§ Data extracted from a collection
────────────────────────────────────────

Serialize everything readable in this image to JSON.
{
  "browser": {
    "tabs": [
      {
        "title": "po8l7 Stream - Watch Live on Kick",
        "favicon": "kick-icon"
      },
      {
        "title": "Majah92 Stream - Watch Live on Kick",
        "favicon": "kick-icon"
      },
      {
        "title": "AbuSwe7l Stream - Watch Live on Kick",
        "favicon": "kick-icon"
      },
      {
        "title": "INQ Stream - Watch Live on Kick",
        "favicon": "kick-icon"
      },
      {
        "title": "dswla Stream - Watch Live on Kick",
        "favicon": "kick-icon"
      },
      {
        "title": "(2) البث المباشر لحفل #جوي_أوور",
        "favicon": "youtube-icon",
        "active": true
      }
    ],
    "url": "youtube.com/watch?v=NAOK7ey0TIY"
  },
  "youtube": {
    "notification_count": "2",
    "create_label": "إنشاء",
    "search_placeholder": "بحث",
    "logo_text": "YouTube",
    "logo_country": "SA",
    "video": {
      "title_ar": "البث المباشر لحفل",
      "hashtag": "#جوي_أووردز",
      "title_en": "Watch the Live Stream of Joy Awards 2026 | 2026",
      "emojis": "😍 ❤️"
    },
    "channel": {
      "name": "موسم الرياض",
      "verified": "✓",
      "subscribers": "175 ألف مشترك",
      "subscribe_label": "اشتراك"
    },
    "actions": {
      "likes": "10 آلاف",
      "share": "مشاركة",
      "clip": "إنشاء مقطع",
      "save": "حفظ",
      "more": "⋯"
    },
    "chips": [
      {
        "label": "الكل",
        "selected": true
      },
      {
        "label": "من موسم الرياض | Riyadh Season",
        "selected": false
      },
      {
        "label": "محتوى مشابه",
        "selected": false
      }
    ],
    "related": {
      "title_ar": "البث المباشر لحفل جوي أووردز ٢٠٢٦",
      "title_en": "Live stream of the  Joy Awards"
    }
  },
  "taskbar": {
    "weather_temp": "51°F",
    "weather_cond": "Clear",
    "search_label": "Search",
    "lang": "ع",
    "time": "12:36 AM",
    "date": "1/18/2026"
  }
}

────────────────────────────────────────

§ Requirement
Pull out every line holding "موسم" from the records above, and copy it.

§ Task response
      "name": "موسم الرياض",
        "label": "من موسم الرياض | Riyadh Season",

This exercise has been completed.